Thomson's Model of Atom

Dalton believed that an atom is indivisible and indestructible.

But his theory failed with the discovery of fundamental particles within an atom.

So, it became necessary to know the way the fundamental particles are arranged within an atom.

J. J. Thomson was one of the first to propose the structure of an atom.

He realised that for an atom to be neutral, it should have an equal number of positive and negative charges.

So, he proposed that an atom consists of a positively charged soup or cloud, where the electrons are suspended.

His model of the atom is called Thomson's atomic model.

Many scientists called it the watermelon model as it reminded them of watermelons.

This brings us to the postulates of Thomson's model of an atom.

Firstly, an atom consists of a positively charged cloud with electrons embedded in it.

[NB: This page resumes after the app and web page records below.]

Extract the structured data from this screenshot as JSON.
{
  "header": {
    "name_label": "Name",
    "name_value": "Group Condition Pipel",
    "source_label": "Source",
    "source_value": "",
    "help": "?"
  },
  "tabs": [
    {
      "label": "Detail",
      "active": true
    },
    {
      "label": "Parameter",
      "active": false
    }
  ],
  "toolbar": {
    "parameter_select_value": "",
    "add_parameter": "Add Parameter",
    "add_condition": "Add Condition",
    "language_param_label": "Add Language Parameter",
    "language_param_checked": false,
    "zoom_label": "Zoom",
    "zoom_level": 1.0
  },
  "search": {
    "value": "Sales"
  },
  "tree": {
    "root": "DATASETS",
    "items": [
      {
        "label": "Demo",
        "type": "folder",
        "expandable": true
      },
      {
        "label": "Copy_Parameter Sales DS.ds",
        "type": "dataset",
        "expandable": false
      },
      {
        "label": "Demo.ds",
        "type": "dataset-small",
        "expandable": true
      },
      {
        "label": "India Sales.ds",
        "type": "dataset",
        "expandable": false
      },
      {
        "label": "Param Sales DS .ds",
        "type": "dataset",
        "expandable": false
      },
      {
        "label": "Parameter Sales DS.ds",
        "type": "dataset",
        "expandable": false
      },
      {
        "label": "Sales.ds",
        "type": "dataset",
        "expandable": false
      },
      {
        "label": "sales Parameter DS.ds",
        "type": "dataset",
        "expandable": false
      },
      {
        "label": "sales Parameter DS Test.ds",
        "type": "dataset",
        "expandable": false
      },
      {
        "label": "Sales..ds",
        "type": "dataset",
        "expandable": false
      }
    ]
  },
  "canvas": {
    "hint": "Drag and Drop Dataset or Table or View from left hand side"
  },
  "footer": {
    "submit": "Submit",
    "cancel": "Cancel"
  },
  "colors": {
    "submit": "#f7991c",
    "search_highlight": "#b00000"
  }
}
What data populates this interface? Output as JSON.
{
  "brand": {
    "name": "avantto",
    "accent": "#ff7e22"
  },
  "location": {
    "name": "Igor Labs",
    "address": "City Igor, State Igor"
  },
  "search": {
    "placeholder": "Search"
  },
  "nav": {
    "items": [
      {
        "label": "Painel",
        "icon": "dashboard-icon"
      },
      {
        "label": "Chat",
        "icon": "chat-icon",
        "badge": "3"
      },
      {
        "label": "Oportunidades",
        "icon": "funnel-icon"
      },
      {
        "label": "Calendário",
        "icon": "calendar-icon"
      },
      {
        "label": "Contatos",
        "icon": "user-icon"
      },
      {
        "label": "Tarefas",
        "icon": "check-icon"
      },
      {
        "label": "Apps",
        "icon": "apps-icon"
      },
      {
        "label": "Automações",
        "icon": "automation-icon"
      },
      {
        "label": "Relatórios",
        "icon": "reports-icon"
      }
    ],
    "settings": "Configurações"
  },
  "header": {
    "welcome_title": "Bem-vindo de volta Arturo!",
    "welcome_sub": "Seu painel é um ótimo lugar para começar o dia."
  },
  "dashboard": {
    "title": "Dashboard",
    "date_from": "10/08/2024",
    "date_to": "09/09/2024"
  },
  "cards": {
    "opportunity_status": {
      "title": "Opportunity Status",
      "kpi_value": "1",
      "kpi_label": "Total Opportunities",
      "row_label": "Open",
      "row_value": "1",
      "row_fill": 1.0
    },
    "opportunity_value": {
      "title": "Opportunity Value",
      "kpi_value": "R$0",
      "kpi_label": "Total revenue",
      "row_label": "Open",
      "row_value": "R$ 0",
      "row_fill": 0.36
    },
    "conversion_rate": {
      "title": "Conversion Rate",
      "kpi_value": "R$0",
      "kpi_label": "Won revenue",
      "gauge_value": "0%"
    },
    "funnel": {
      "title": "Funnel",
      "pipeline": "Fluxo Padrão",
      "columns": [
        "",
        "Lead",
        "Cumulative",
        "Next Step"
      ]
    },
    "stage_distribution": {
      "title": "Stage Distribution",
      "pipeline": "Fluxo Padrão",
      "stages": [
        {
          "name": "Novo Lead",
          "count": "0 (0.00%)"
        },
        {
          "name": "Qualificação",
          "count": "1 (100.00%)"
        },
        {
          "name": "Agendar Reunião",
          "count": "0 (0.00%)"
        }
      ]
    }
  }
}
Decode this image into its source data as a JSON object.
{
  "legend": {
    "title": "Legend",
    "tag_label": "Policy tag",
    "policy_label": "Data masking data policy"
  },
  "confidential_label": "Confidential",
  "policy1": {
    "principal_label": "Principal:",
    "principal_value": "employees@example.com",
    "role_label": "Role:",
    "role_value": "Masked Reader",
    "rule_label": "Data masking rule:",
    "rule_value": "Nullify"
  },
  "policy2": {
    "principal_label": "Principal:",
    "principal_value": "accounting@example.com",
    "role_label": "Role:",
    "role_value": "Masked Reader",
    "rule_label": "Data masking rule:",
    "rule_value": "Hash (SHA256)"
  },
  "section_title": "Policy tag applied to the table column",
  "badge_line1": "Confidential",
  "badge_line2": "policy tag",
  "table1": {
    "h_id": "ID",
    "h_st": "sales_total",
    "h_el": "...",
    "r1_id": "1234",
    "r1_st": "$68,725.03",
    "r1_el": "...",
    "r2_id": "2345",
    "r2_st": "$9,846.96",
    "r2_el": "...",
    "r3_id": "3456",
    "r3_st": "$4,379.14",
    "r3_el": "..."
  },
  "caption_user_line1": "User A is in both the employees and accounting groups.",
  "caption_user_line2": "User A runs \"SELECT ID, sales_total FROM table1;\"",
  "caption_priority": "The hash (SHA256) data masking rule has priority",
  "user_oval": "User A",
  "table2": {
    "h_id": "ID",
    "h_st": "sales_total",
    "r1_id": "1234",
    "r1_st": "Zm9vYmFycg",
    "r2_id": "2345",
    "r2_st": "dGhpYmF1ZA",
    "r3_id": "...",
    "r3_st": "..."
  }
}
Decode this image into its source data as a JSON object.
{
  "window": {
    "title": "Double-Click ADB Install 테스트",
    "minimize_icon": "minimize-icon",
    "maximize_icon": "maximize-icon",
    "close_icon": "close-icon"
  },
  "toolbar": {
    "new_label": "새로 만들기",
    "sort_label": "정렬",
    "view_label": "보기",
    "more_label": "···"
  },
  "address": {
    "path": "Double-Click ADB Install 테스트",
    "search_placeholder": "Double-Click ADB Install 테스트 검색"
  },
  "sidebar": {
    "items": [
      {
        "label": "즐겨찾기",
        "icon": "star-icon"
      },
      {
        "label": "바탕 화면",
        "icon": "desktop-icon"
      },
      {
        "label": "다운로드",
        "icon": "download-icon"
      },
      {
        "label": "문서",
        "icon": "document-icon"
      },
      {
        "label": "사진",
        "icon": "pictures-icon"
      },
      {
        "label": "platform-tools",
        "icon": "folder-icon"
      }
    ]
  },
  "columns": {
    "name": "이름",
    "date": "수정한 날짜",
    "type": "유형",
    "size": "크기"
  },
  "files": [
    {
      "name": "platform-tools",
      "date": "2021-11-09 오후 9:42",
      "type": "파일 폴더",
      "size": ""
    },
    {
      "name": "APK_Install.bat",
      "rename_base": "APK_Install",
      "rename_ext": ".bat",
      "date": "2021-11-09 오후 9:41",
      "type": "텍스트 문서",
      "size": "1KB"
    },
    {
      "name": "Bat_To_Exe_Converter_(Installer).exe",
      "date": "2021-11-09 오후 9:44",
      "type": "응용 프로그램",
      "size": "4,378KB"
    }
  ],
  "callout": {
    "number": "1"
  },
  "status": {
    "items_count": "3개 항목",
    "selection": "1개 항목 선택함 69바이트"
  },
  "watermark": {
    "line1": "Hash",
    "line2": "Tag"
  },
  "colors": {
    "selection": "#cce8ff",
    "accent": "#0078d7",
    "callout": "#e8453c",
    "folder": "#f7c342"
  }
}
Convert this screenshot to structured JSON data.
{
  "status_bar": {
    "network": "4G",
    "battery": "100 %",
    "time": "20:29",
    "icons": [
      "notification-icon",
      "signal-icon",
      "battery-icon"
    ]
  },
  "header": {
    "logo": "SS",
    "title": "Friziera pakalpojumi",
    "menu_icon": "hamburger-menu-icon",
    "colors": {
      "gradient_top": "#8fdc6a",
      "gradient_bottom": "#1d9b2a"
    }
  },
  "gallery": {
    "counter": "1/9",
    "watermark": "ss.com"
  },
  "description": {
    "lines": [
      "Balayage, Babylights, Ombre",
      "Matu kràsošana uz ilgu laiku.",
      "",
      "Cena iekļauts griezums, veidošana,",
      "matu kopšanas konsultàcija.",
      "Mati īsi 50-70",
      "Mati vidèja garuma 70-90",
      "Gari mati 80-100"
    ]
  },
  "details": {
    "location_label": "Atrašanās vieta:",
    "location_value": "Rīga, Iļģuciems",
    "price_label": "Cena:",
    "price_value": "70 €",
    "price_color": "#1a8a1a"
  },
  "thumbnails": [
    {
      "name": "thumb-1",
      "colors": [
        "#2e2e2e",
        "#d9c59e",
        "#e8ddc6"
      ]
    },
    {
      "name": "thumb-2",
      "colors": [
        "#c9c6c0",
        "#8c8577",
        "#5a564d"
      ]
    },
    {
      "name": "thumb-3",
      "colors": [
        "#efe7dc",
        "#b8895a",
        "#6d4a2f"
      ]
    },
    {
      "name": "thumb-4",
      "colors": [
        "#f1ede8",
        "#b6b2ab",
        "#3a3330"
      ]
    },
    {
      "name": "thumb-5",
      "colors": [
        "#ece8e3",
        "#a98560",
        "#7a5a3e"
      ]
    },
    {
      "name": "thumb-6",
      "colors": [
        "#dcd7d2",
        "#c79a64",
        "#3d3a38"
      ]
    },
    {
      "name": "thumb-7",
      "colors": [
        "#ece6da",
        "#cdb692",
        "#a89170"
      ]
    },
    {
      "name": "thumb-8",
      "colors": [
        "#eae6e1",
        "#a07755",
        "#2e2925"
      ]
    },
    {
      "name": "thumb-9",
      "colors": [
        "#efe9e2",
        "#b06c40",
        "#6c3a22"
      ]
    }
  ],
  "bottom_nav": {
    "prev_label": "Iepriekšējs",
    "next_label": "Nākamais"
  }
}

Secondly, the negative and positive charges are equal in magnitude. So, the atom as a whole is electrically neutral.

Lastly, the mass of an atom is uniformly distributed throughout.

Thomson's model of an atom however was not perfect.

Thomson could not properly define what the positively charged part of the atom really contained.

He also did not clearly explain whether the electrons in the positively charged sphere are fixed or move about randomly

Revision

J.J. Thomson proposed that an atom consists of a positively charged soup or cloud, where the electrons are suspended.

Many scientists called it the watermelon model as it reminded them of watermelons.

Thomson however could not properly define what the positively charged part of the atom really contained.

He also did not clearly explain whether the electrons in the positively charged sphere are fixed or move about randomly

The End